Application for a Minor Variance
If an encroachment is minor, the encroaching neighbour may apply for a minor variance from the local municipality. If granted, this would legalize the encroachment.
In very limited situations, an individual might be able to claim ownership over the disputed land under the doctrine of adverse possession.
Mitigating Property Boundary Disputes
To avoid potential disputes, property owners should always have a clear understanding of their property boundaries, preferably based on a recent survey. In addition, understanding local zoning laws and by-laws with the help of a real estate lawyer can help property owners so that they are not inadvertently breaking any rules.
Open communication with neighbours can often prevent misunderstandings from escalating into legal disputes. If a dispute does arise, legal advice should be sought promptly to understand the rights and responsibilities and explore potential solutions.
Navigating property boundaries and encroachment issues in Ontario can be complicated and stressful. It requires a sound understanding of the Property and Civil Rights Act, local by-laws, and the ability to navigate the local legal system. However, with clear communication, understanding, and, if necessary, legal assistance, these disputes can often be resolved amicably and to the satisfaction of all parties.
Importance of Understanding Your Rights as a Property Owner
Knowing your rights as a property owner in Ontario is essential to maintaining control over your property and preventing potential disputes. The province provides a robust framework of rights and responsibilities for property owners, from the right to peaceful enjoyment of your land to the responsibility to respect the property boundaries established in your land survey.
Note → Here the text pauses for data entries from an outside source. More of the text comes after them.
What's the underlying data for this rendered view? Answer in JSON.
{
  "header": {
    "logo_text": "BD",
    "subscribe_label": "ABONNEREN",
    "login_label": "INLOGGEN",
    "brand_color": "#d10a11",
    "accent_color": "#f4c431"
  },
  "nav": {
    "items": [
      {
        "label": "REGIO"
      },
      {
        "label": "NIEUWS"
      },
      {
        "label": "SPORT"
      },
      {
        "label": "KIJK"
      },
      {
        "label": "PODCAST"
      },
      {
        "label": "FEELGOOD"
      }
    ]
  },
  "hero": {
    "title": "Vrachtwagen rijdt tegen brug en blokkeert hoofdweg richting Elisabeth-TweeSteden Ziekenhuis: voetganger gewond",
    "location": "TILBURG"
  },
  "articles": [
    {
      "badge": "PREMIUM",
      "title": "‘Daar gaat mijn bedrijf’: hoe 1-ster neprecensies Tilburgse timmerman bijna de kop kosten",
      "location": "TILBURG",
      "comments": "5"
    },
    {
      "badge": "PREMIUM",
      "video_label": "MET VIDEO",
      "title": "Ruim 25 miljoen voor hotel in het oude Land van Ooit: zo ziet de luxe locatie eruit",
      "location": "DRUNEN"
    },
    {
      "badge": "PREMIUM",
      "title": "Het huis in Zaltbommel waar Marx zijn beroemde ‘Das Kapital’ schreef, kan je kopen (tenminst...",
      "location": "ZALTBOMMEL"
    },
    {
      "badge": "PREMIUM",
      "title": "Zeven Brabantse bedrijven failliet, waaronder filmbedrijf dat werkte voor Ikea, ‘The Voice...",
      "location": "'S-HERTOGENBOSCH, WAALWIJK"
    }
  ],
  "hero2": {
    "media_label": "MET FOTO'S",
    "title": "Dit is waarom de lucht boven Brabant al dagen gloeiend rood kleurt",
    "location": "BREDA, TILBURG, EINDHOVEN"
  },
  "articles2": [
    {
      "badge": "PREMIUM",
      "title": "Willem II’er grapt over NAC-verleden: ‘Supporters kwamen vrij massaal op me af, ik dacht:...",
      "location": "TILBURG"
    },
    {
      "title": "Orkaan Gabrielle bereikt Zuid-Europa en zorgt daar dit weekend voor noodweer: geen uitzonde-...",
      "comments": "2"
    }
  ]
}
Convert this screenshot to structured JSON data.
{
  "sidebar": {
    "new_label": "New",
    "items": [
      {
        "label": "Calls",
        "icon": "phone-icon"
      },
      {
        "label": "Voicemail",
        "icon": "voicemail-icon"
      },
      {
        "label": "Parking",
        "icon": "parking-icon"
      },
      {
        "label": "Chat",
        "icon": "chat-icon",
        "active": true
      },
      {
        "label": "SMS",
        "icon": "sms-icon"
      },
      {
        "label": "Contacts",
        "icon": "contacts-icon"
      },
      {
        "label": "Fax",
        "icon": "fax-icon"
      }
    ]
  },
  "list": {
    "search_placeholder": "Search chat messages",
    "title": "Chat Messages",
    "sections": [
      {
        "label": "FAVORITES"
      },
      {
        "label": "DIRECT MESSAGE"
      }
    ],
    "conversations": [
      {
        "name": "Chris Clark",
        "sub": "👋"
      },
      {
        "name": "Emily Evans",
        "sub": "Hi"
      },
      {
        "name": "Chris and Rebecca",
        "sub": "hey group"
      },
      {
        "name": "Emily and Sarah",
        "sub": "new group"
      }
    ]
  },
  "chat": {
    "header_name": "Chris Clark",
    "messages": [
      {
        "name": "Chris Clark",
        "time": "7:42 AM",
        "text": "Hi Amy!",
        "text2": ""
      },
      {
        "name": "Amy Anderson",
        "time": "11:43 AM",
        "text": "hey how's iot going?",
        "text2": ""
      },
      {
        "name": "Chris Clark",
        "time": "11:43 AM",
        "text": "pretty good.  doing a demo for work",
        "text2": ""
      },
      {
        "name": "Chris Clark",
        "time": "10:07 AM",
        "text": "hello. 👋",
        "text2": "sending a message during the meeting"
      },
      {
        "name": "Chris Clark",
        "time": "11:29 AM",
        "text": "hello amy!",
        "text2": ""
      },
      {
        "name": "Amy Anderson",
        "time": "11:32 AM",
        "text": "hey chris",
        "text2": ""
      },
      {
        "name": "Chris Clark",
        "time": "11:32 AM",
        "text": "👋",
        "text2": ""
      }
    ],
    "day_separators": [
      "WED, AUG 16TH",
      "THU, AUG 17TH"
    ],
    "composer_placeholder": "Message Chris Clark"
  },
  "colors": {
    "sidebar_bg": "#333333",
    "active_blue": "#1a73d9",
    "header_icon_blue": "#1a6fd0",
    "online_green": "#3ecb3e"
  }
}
As an owner, you have the right to exclude others from your property and defend it against encroachments. You can control what happens on your property, within the limits of municipal zoning laws, building codes, and environmental regulations. If a neighbour’s tree grows over into your yard, or their structure encroaches onto your land, knowing your rights allows you to address these situations legally and appropriately.
Understanding your rights also helps in making informed decisions. When contemplating a property-related activity, like erecting a new fence or adding a deck, knowing your boundaries can save you from potential encroachments and related disputes. It also guides you in seeking the appropriate permits and abiding by applicable laws.
The Risks of Navigating Property Boundaries or Encroachment Disputes without a Real Estate Lawyer
Navigating property boundaries and encroachment disputes without legal counsel comes with its risks. Real estate law is complex, and a misunderstanding or misapplication can lead to serious consequences.
One major risk involves potentially violating your neighbour's rights. If you mistakenly believe you own a piece of property that belongs to your neighbour, any alterations you make could lead to costly legal battles. This could involve not just the removal of the encroaching structure, but also potential damages for trespass.
Without a real estate lawyer, you may also be unaware of some of your rights, such as the potential to assert a claim of adverse possession or seek a minor variance. This lack of knowledge could lead you to make decisions that may not be in your best interests.
Of course, trying to resolve an encroachment dispute without legal guidance may lead to escalating tensions between you and your neighbour. An experienced real estate lawyer can provide objective advice and can help negotiate or mediate the dispute, aiming to preserve relationships wherever possible.
Get in Touch with TDJ Law to Speak with a Real Estate Lawyer in Ottawa about Encroachment or Property Boundary Issues
Property boundary and encroachment issues can be a legal minefield. But you don't have to navigate it alone. TDJ Law, a leading law firm based in Ottawa, specializes in real estate law and can provide the expert guidance you need.
At TDJ Law, our real estate lawyers are well-versed in Ontario property laws, and have years of experience handling boundary and encroachment disputes. Get in touch with us to get a free quote.